» The data
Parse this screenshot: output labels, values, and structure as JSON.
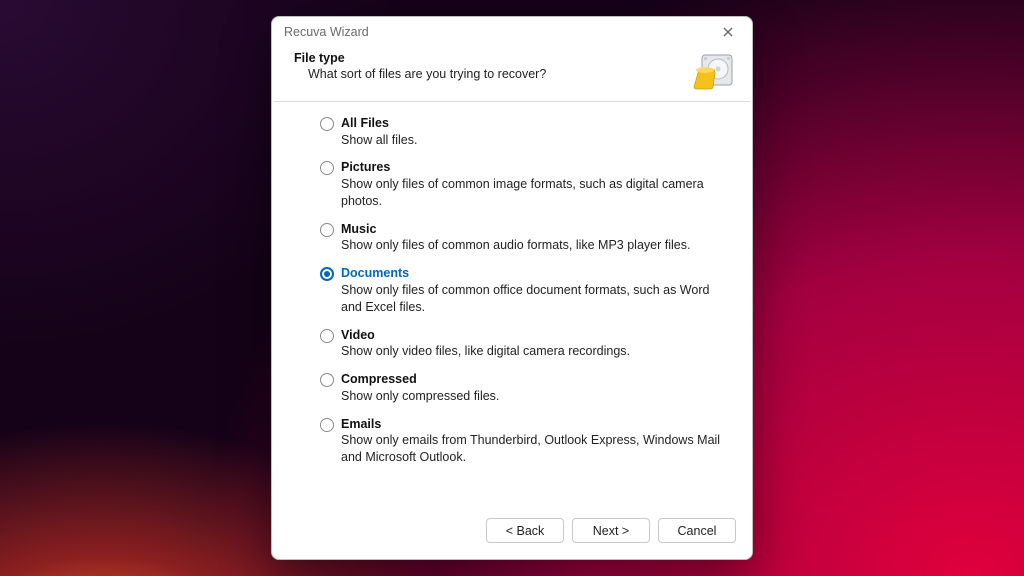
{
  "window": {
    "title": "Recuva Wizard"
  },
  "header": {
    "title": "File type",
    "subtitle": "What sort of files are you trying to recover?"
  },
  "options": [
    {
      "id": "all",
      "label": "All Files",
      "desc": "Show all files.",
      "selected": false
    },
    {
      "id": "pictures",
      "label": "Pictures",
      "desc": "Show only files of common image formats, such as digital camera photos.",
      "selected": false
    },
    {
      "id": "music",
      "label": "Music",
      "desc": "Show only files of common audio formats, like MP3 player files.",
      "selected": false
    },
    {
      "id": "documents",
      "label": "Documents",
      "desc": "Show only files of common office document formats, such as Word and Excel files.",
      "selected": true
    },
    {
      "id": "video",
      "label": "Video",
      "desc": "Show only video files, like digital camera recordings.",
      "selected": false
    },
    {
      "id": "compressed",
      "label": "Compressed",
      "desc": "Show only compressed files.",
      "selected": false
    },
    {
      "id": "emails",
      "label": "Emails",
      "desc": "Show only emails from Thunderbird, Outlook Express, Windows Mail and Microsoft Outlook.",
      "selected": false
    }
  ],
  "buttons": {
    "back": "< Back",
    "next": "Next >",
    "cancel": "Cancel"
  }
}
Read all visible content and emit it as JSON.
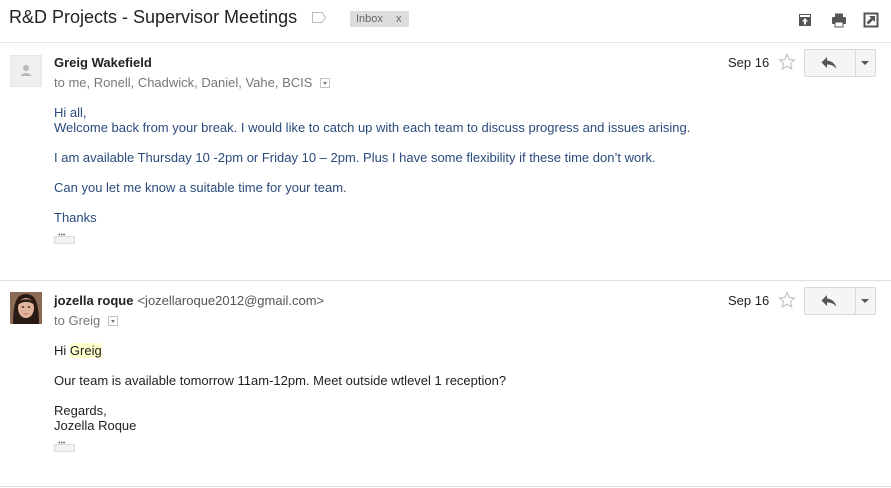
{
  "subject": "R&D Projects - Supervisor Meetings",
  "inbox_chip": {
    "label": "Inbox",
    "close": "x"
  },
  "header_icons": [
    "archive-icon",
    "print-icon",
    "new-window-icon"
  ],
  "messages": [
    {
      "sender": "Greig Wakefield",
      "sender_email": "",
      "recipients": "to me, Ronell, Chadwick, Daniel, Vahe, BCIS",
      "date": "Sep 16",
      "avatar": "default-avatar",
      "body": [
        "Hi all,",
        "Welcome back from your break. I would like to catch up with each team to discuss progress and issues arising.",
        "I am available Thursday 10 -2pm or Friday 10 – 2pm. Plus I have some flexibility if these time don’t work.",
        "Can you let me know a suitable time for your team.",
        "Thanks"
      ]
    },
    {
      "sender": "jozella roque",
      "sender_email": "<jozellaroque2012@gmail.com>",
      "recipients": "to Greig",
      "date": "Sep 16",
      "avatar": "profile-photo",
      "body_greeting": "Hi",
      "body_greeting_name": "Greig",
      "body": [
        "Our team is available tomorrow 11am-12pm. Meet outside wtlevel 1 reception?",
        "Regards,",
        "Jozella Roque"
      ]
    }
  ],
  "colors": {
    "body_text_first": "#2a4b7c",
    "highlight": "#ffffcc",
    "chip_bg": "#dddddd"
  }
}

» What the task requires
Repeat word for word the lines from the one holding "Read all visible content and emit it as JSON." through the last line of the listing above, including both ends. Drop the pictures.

» Task result
Read all visible content and emit it as JSON.
{
  "subject": "R&D Projects - Supervisor Meetings",
  "inbox_chip": {
    "label": "Inbox",
    "close": "x"
  },
  "header_icons": [
    "archive-icon",
    "print-icon",
    "new-window-icon"
  ],
  "messages": [
    {
      "sender": "Greig Wakefield",
      "sender_email": "",
      "recipients": "to me, Ronell, Chadwick, Daniel, Vahe, BCIS",
      "date": "Sep 16",
      "avatar": "default-avatar",
      "body": [
        "Hi all,",
        "Welcome back from your break. I would like to catch up with each team to discuss progress and issues arising.",
        "I am available Thursday 10 -2pm or Friday 10 – 2pm. Plus I have some flexibility if these time don’t work.",
        "Can you let me know a suitable time for your team.",
        "Thanks"
      ]
    },
    {
      "sender": "jozella roque",
      "sender_email": "<jozellaroque2012@gmail.com>",
      "recipients": "to Greig",
      "date": "Sep 16",
      "avatar": "profile-photo",
      "body_greeting": "Hi",
      "body_greeting_name": "Greig",
      "body": [
        "Our team is available tomorrow 11am-12pm. Meet outside wtlevel 1 reception?",
        "Regards,",
        "Jozella Roque"
      ]
    }
  ],
  "colors": {
    "body_text_first": "#2a4b7c",
    "highlight": "#ffffcc",
    "chip_bg": "#dddddd"
  }
}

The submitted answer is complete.